We popped into one of them, the Palacio Cantón, now the Museo Regional de Antropología de Yucatán. Sadly, the museum didn’t quite live up to expectations, with a rather sparse display of Mayan artefacts (actually a travelling exhibition from the state of Michoacan), which is a shame given the stunning, grand marble interior, ripe I would have thought to house a serious collection of pre-Colombian treasures. Still, it was wonderful to get access into one of these mansions and get a sense of the space and grandeur of another time.
Towards the top of the boulevard is the splendid Monumento a la Patria, or Monument to the Homeland, a huge sculpture by the Colombian artist Romulo Rozo that seeks to capture the history of Mexico with its hand-carved figures. It’s all extremely nationalistic and jam packed with symbolism including at the back a reflecting pool (during the summer wet season) that features a reproduction of the events that gave rise to the national coat of arms, an eagle devouring a snake perched on a nopal, a symbol of the foundation of Tenochtitlán, the legendary Aztec city which is now modern-day Mexico City.
I went at the height of rush hour, in the relative cool of the early morning, but the traffic was really something else, totally surrounding the monument with a sole traffic cop doing his best to control the constant flow of heavy traffic heading down the boulevard.

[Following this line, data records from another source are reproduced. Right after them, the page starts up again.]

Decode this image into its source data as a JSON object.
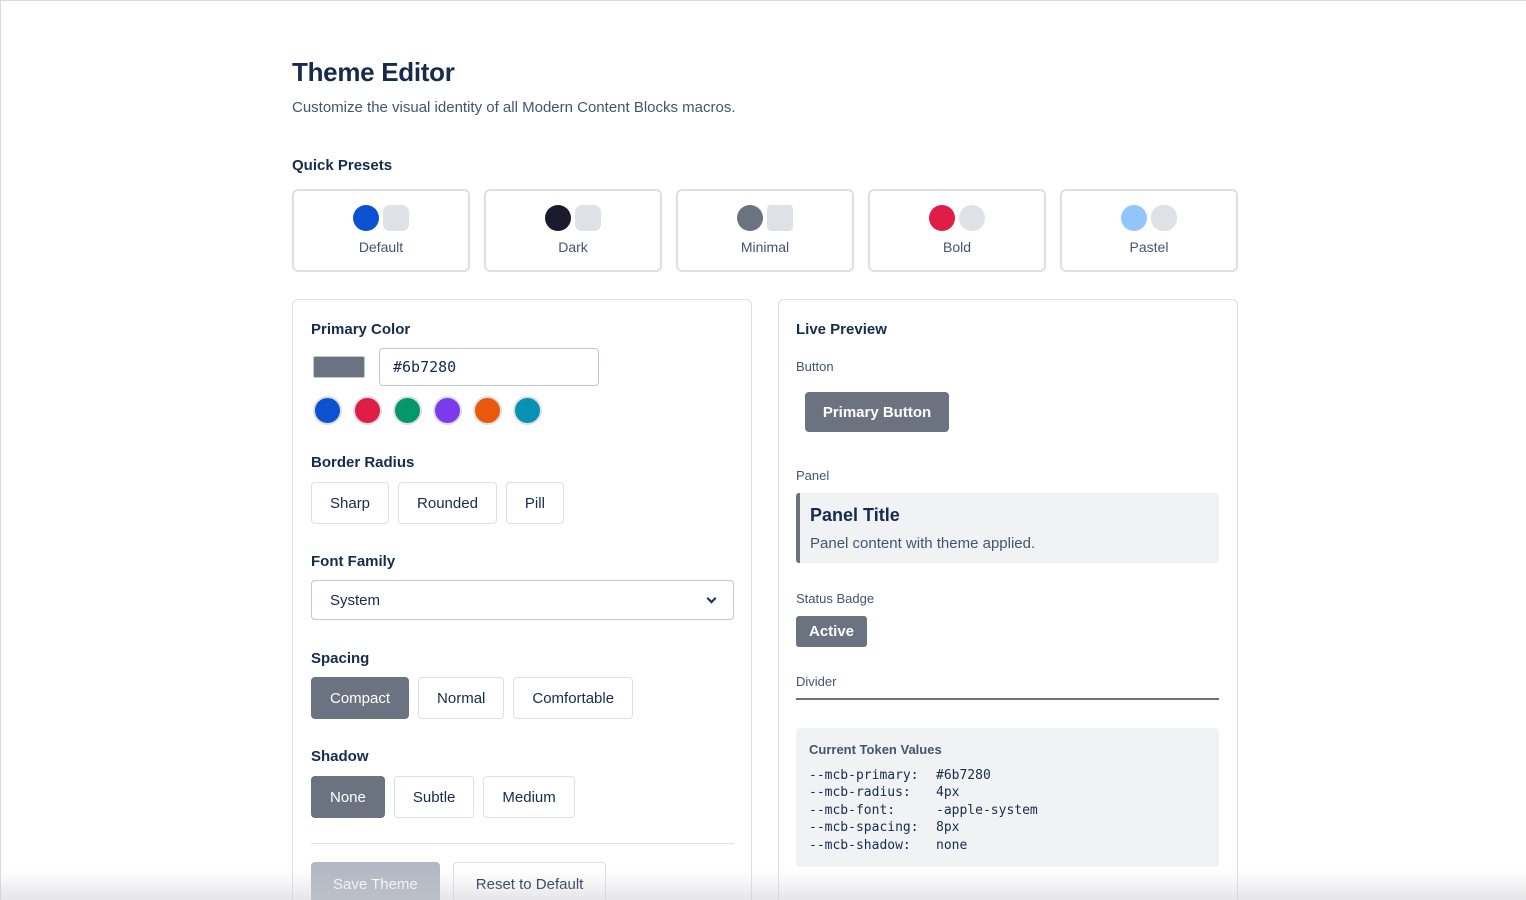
{
  "header": {
    "title": "Theme Editor",
    "subtitle": "Customize the visual identity of all Modern Content Blocks macros."
  },
  "presets": {
    "label": "Quick Presets",
    "items": [
      {
        "name": "Default",
        "primary": "#0c52d0",
        "secondary": "#dfe1e6"
      },
      {
        "name": "Dark",
        "primary": "#1c1b2e",
        "secondary": "#dfe1e6"
      },
      {
        "name": "Minimal",
        "primary": "#6b7280",
        "secondary": "#dfe1e6"
      },
      {
        "name": "Bold",
        "primary": "#e01d47",
        "secondary": "#dfe1e6"
      },
      {
        "name": "Pastel",
        "primary": "#93c5fd",
        "secondary": "#dfe1e6"
      }
    ]
  },
  "editor": {
    "primary_color": {
      "label": "Primary Color",
      "value": "#6b7280",
      "swatches": [
        "#0c52d0",
        "#e01d47",
        "#059669",
        "#7c3aed",
        "#ea580c",
        "#0891b2"
      ]
    },
    "border_radius": {
      "label": "Border Radius",
      "options": [
        "Sharp",
        "Rounded",
        "Pill"
      ]
    },
    "font_family": {
      "label": "Font Family",
      "value": "System"
    },
    "spacing": {
      "label": "Spacing",
      "options": [
        "Compact",
        "Normal",
        "Comfortable"
      ],
      "selected": "Compact"
    },
    "shadow": {
      "label": "Shadow",
      "options": [
        "None",
        "Subtle",
        "Medium"
      ],
      "selected": "None"
    },
    "actions": {
      "save": "Save Theme",
      "reset": "Reset to Default"
    }
  },
  "preview": {
    "title": "Live Preview",
    "button_label": "Button",
    "button_text": "Primary Button",
    "panel_label": "Panel",
    "panel_title": "Panel Title",
    "panel_body": "Panel content with theme applied.",
    "badge_label": "Status Badge",
    "badge_text": "Active",
    "divider_label": "Divider",
    "tokens": {
      "title": "Current Token Values",
      "rows": [
        {
          "key": "--mcb-primary:",
          "value": "#6b7280"
        },
        {
          "key": "--mcb-radius:",
          "value": "4px"
        },
        {
          "key": "--mcb-font:",
          "value": "-apple-system"
        },
        {
          "key": "--mcb-spacing:",
          "value": "8px"
        },
        {
          "key": "--mcb-shadow:",
          "value": "none"
        }
      ]
    }
  },
  "colors": {
    "accent": "#6b7280",
    "text": "#172b4d",
    "muted": "#44546f",
    "border": "#dcdfe4"
  }
}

Right then, perhaps this elegant tree-lined avenue does have aspects of the Champs Élysées, if only its fabled congestion.